The sentences, “The artist paints the wall with cracks,” and “The cotton canvas is usually made of grows in Mississippi,” are the kind of sentences you have to read twice.
They are examples of a linguistic trick called a “garden path sentence.” This persnickety species of sentence takes a surprising turn. On first read, they seem to be headed in one direction, but one puzzling word reroutes its meaning; the reader realizes that the sentence was actually going a different direction the whole time.
Our piece of the week, Scott Troxel’s acrylic painting, Zanzibar (40x30), is quite like a garden path sentence.
What could these syntactic shapes-shifters and an abstract painting, whose namesake is a Tanzanian archipelago, possibly have in common?

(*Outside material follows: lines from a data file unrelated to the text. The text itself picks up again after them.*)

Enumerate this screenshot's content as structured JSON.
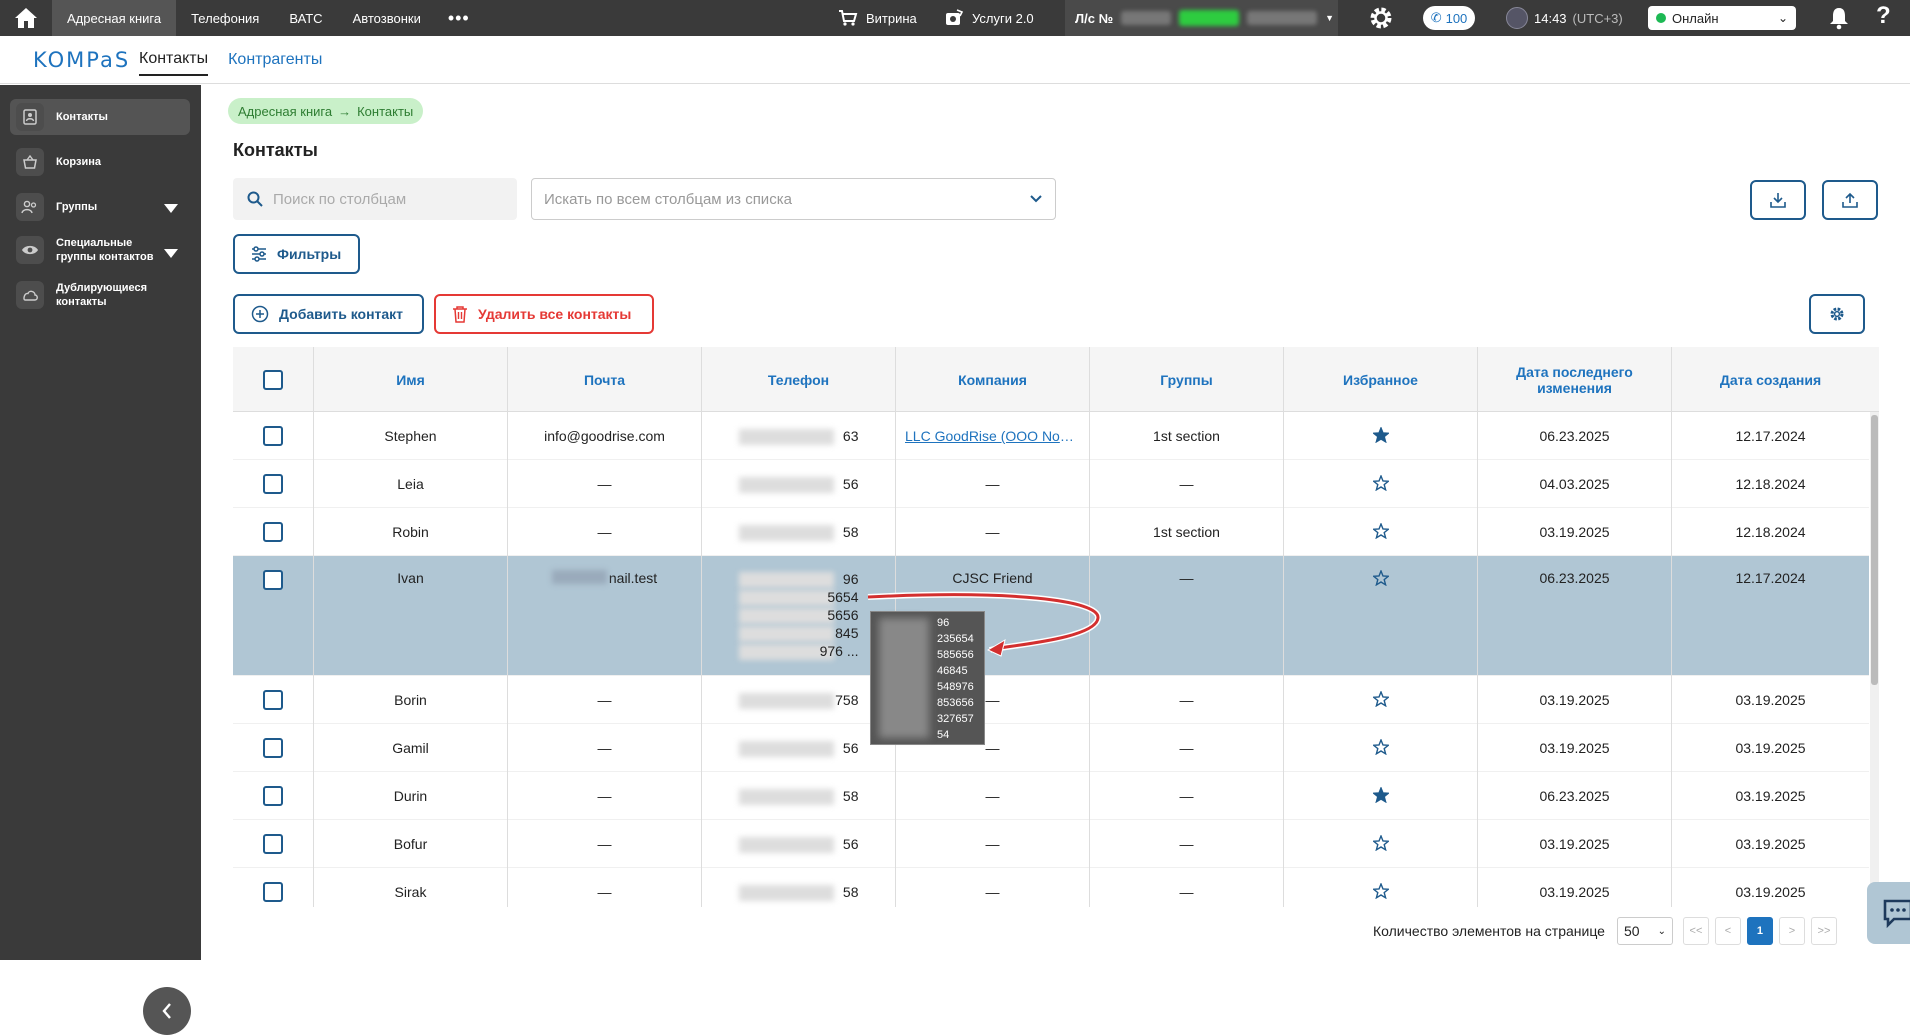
{
  "topbar": {
    "nav": [
      "Адресная книга",
      "Телефония",
      "ВАТС",
      "Автозвонки"
    ],
    "more": "•••",
    "vitrina": "Витрина",
    "uslugi": "Услуги 2.0",
    "account_label": "Л/с №",
    "calls_count": "100",
    "time": "14:43",
    "tz": "(UTC+3)",
    "status": "Онлайн",
    "help": "?"
  },
  "subheader": {
    "logo": "KOMPaS",
    "tabs": [
      "Контакты",
      "Контрагенты"
    ]
  },
  "sidebar": {
    "items": [
      {
        "label": "Контакты",
        "icon": "contacts-book-icon"
      },
      {
        "label": "Корзина",
        "icon": "basket-icon"
      },
      {
        "label": "Группы",
        "icon": "group-icon"
      },
      {
        "label": "Специальные группы контактов",
        "icon": "eye-icon"
      },
      {
        "label": "Дублирующиеся контакты",
        "icon": "cloud-icon"
      }
    ]
  },
  "breadcrumb": {
    "root": "Адресная книга",
    "arrow": "→",
    "current": "Контакты"
  },
  "page_title": "Контакты",
  "search": {
    "placeholder": "Поиск по столбцам"
  },
  "column_select": {
    "placeholder": "Искать по всем столбцам из списка"
  },
  "buttons": {
    "filters": "Фильтры",
    "add": "Добавить контакт",
    "delete_all": "Удалить все контакты"
  },
  "table": {
    "headers": [
      "Имя",
      "Почта",
      "Телефон",
      "Компания",
      "Группы",
      "Избранное",
      "Дата последнего изменения",
      "Дата создания"
    ],
    "rows": [
      {
        "name": "Stephen",
        "email": "info@goodrise.com",
        "phone": "63",
        "company": "LLC GoodRise (ООО Nos…",
        "group": "1st section",
        "fav": true,
        "modified": "06.23.2025",
        "created": "12.17.2024"
      },
      {
        "name": "Leia",
        "email": "—",
        "phone": "56",
        "company": "—",
        "group": "—",
        "fav": false,
        "modified": "04.03.2025",
        "created": "12.18.2024"
      },
      {
        "name": "Robin",
        "email": "—",
        "phone": "58",
        "company": "—",
        "group": "1st section",
        "fav": false,
        "modified": "03.19.2025",
        "created": "12.18.2024"
      },
      {
        "name": "Ivan",
        "email": "nail.test",
        "phone_lines": [
          "96",
          "5654",
          "5656",
          "845",
          "976 ..."
        ],
        "company": "CJSC Friend",
        "group": "—",
        "fav": false,
        "modified": "06.23.2025",
        "created": "12.17.2024"
      },
      {
        "name": "Borin",
        "email": "—",
        "phone": "758",
        "company": "—",
        "group": "—",
        "fav": false,
        "modified": "03.19.2025",
        "created": "03.19.2025"
      },
      {
        "name": "Gamil",
        "email": "—",
        "phone": "56",
        "company": "—",
        "group": "—",
        "fav": false,
        "modified": "03.19.2025",
        "created": "03.19.2025"
      },
      {
        "name": "Durin",
        "email": "—",
        "phone": "58",
        "company": "—",
        "group": "—",
        "fav": true,
        "modified": "06.23.2025",
        "created": "03.19.2025"
      },
      {
        "name": "Bofur",
        "email": "—",
        "phone": "56",
        "company": "—",
        "group": "—",
        "fav": false,
        "modified": "03.19.2025",
        "created": "03.19.2025"
      },
      {
        "name": "Sirak",
        "email": "—",
        "phone": "58",
        "company": "—",
        "group": "—",
        "fav": false,
        "modified": "03.19.2025",
        "created": "03.19.2025"
      }
    ]
  },
  "tooltip_phones": [
    "96",
    "235654",
    "585656",
    "46845",
    "548976",
    "853656",
    "327657",
    "54"
  ],
  "pager": {
    "label": "Количество элементов на странице",
    "size": "50",
    "first": "<<",
    "prev": "<",
    "page": "1",
    "next": ">",
    "last": ">>"
  },
  "colors": {
    "accent": "#1e73be",
    "dark": "#3a3a3a",
    "danger": "#e53935",
    "online": "#1db954",
    "selected_row": "#b0c6d4"
  }
}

Well, that goes back to Zanzibar’s story.
As a blank canvas – a mere babe as far as art surfaces go – Troxel’s original project set out as a housewarming gift for his parents. They had just moved into a new condo and Troxel’s mother, who has always taken pride in her son’s work, insisted that he paint a piece for their home.
Zanzibar was envisioned as the prize grandbaby and shining star to be showcased in the new living room. Troxel’s mother hoped for something “hard edge,” “geometric” and colored with burgundy, grey and tan.
You’ll notice that Zanzibar, with its expressive textures, flowing lines, and bright colors, is neither hard edge, geometric nor within the prescribed color palate.
“I love how that just happens,” Troxel says.
Like most creatures with parental expectations, Zanzibar took its own course – a visionary volta.
Scott pushed out of the painting’s prescriptions. He describes the liberation: “as I let go and just painted, something remarkable happened, I started to really like the direction of the painting.”
Absolutely certain his mother would not like it, Troxel called her to break the news of the painting’s alternate plan. In keeping with her supportive nature, she laughed and said she could wait for the next one.
“Zanzibar may be the most fun I have ever had making a painting,” says Troxel, perhaps with the same adrenaline-pumped tone of a curfew-pushing teenager.
Even Troxel’s friends sustain the analogy of Zanzibar as a misunderstood rebel. They have used words like “jagged” and “chaotic” to describe the work. However, Troxel says, “I don’t see that.”
Whether the painting is the acrylic expression of a lingering teenage rebelliousness or the kindred energy of a garden path sentence’s surprise, the final product is its own autonomous beauty.
Troxel, an avid traveler, chose the title of the painting because the new color palate reminded him of brightly colored flags billowing in the hot, arid air of an African bazaar.
Zanzibar’s story is a metaphor for life’s unexpectedness.
“I feel the piece translates the complexities of life and the daily struggle to make sense of it all. In all that struggle there is beauty and color, no matter how jagged,” says the artist.